**DATA EXTRACT**
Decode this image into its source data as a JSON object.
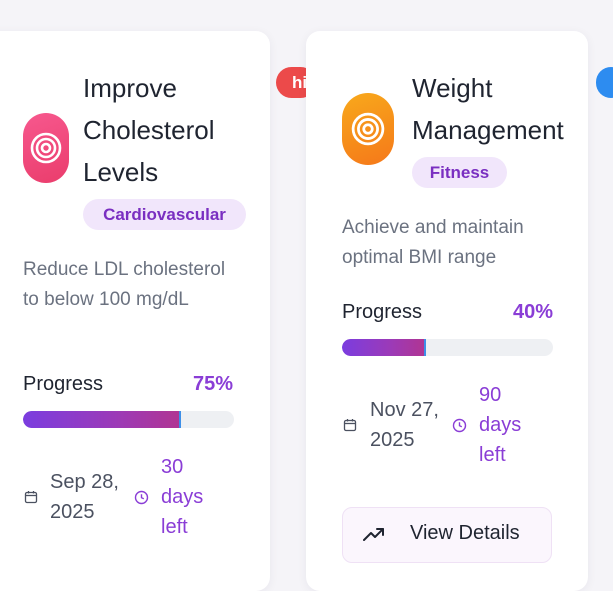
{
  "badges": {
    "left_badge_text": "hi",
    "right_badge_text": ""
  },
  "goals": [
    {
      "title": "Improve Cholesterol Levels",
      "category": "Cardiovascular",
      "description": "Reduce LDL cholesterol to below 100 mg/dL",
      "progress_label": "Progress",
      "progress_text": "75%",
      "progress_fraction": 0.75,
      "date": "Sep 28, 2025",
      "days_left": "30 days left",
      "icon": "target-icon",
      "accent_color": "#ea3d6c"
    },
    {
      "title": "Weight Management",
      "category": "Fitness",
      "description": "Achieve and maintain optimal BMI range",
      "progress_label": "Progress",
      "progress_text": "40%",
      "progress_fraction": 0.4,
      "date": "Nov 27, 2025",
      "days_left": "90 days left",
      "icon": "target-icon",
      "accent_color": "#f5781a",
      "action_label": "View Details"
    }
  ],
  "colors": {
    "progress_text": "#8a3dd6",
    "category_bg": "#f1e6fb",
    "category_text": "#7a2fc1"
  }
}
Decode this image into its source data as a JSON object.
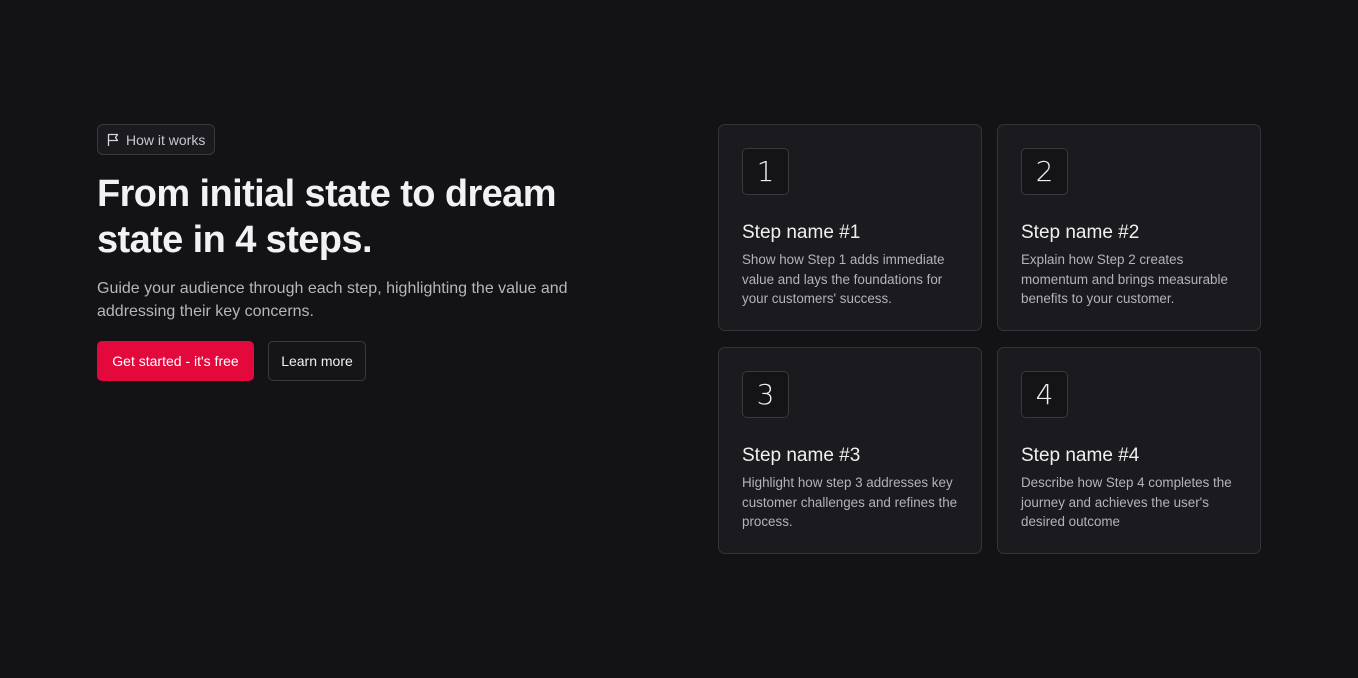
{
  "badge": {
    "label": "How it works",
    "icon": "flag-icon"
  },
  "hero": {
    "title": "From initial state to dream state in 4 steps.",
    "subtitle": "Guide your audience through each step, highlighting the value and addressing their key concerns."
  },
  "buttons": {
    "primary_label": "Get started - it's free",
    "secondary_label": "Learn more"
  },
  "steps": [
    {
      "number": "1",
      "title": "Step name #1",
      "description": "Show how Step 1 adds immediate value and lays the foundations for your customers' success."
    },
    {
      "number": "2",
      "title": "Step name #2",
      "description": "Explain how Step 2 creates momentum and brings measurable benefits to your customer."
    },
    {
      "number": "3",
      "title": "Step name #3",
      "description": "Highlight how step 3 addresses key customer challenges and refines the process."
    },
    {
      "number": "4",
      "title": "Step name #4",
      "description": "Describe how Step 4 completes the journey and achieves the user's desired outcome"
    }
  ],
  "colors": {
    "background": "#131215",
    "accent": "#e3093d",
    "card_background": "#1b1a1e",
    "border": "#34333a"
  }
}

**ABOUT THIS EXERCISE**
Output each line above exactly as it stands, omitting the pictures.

**ANSWER TO THE EXERCISE**
Decode this image into its source data as a JSON object.
{
  "badges": {
    "left_badge_text": "hi",
    "right_badge_text": ""
  },
  "goals": [
    {
      "title": "Improve Cholesterol Levels",
      "category": "Cardiovascular",
      "description": "Reduce LDL cholesterol to below 100 mg/dL",
      "progress_label": "Progress",
      "progress_text": "75%",
      "progress_fraction": 0.75,
      "date": "Sep 28, 2025",
      "days_left": "30 days left",
      "icon": "target-icon",
      "accent_color": "#ea3d6c"
    },
    {
      "title": "Weight Management",
      "category": "Fitness",
      "description": "Achieve and maintain optimal BMI range",
      "progress_label": "Progress",
      "progress_text": "40%",
      "progress_fraction": 0.4,
      "date": "Nov 27, 2025",
      "days_left": "90 days left",
      "icon": "target-icon",
      "accent_color": "#f5781a",
      "action_label": "View Details"
    }
  ],
  "colors": {
    "progress_text": "#8a3dd6",
    "category_bg": "#f1e6fb",
    "category_text": "#7a2fc1"
  }
}
Decode this image into its source data as a JSON object.
{
  "badge": {
    "label": "How it works",
    "icon": "flag-icon"
  },
  "hero": {
    "title": "From initial state to dream state in 4 steps.",
    "subtitle": "Guide your audience through each step, highlighting the value and addressing their key concerns."
  },
  "buttons": {
    "primary_label": "Get started - it's free",
    "secondary_label": "Learn more"
  },
  "steps": [
    {
      "number": "1",
      "title": "Step name #1",
      "description": "Show how Step 1 adds immediate value and lays the foundations for your customers' success."
    },
    {
      "number": "2",
      "title": "Step name #2",
      "description": "Explain how Step 2 creates momentum and brings measurable benefits to your customer."
    },
    {
      "number": "3",
      "title": "Step name #3",
      "description": "Highlight how step 3 addresses key customer challenges and refines the process."
    },
    {
      "number": "4",
      "title": "Step name #4",
      "description": "Describe how Step 4 completes the journey and achieves the user's desired outcome"
    }
  ],
  "colors": {
    "background": "#131215",
    "accent": "#e3093d",
    "card_background": "#1b1a1e",
    "border": "#34333a"
  }
}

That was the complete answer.